◆ **Task instructions**
Every entry below needs to be copied exactly.
START Data listing
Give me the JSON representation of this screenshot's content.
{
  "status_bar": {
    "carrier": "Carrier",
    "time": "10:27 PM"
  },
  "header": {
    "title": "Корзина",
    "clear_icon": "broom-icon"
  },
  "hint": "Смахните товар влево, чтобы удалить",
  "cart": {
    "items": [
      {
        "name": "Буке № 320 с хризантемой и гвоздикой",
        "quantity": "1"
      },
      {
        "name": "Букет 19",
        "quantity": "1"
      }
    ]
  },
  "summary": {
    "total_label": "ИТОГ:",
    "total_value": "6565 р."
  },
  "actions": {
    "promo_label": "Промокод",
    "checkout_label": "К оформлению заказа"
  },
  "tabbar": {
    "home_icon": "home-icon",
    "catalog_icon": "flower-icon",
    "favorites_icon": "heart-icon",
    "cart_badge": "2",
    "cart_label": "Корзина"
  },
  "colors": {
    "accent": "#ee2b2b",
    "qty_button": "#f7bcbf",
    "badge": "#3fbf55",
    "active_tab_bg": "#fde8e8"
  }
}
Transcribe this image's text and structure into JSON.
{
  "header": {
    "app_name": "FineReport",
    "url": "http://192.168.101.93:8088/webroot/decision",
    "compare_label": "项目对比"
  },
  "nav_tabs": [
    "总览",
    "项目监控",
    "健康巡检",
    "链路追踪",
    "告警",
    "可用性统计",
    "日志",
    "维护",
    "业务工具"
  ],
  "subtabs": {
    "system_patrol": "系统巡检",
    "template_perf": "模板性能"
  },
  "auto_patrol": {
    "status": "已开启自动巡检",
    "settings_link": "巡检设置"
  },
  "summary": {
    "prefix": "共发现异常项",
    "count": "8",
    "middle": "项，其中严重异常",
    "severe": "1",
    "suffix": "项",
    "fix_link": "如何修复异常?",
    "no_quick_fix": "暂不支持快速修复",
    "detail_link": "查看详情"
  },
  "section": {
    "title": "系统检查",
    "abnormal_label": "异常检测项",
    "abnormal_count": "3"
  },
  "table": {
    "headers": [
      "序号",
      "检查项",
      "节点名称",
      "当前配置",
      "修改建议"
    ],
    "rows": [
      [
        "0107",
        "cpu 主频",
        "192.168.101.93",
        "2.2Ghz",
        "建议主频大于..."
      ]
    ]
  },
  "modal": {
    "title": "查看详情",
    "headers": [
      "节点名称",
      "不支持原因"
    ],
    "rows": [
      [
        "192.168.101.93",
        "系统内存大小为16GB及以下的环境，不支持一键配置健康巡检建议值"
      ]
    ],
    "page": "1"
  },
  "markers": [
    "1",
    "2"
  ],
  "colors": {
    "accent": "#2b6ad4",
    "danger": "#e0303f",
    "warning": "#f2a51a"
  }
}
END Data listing
◆ **Output of the exercise**
Give me the JSON representation of this screenshot's content.
{
  "status_bar": {
    "carrier": "Carrier",
    "time": "10:27 PM"
  },
  "header": {
    "title": "Корзина",
    "clear_icon": "broom-icon"
  },
  "hint": "Смахните товар влево, чтобы удалить",
  "cart": {
    "items": [
      {
        "name": "Буке № 320 с хризантемой и гвоздикой",
        "quantity": "1"
      },
      {
        "name": "Букет 19",
        "quantity": "1"
      }
    ]
  },
  "summary": {
    "total_label": "ИТОГ:",
    "total_value": "6565 р."
  },
  "actions": {
    "promo_label": "Промокод",
    "checkout_label": "К оформлению заказа"
  },
  "tabbar": {
    "home_icon": "home-icon",
    "catalog_icon": "flower-icon",
    "favorites_icon": "heart-icon",
    "cart_badge": "2",
    "cart_label": "Корзина"
  },
  "colors": {
    "accent": "#ee2b2b",
    "qty_button": "#f7bcbf",
    "badge": "#3fbf55",
    "active_tab_bg": "#fde8e8"
  }
}
Transcribe this image's text and structure into JSON.
{
  "header": {
    "app_name": "FineReport",
    "url": "http://192.168.101.93:8088/webroot/decision",
    "compare_label": "项目对比"
  },
  "nav_tabs": [
    "总览",
    "项目监控",
    "健康巡检",
    "链路追踪",
    "告警",
    "可用性统计",
    "日志",
    "维护",
    "业务工具"
  ],
  "subtabs": {
    "system_patrol": "系统巡检",
    "template_perf": "模板性能"
  },
  "auto_patrol": {
    "status": "已开启自动巡检",
    "settings_link": "巡检设置"
  },
  "summary": {
    "prefix": "共发现异常项",
    "count": "8",
    "middle": "项，其中严重异常",
    "severe": "1",
    "suffix": "项",
    "fix_link": "如何修复异常?",
    "no_quick_fix": "暂不支持快速修复",
    "detail_link": "查看详情"
  },
  "section": {
    "title": "系统检查",
    "abnormal_label": "异常检测项",
    "abnormal_count": "3"
  },
  "table": {
    "headers": [
      "序号",
      "检查项",
      "节点名称",
      "当前配置",
      "修改建议"
    ],
    "rows": [
      [
        "0107",
        "cpu 主频",
        "192.168.101.93",
        "2.2Ghz",
        "建议主频大于..."
      ]
    ]
  },
  "modal": {
    "title": "查看详情",
    "headers": [
      "节点名称",
      "不支持原因"
    ],
    "rows": [
      [
        "192.168.101.93",
        "系统内存大小为16GB及以下的环境，不支持一键配置健康巡检建议值"
      ]
    ],
    "page": "1"
  },
  "markers": [
    "1",
    "2"
  ],
  "colors": {
    "accent": "#2b6ad4",
    "danger": "#e0303f",
    "warning": "#f2a51a"
  }
}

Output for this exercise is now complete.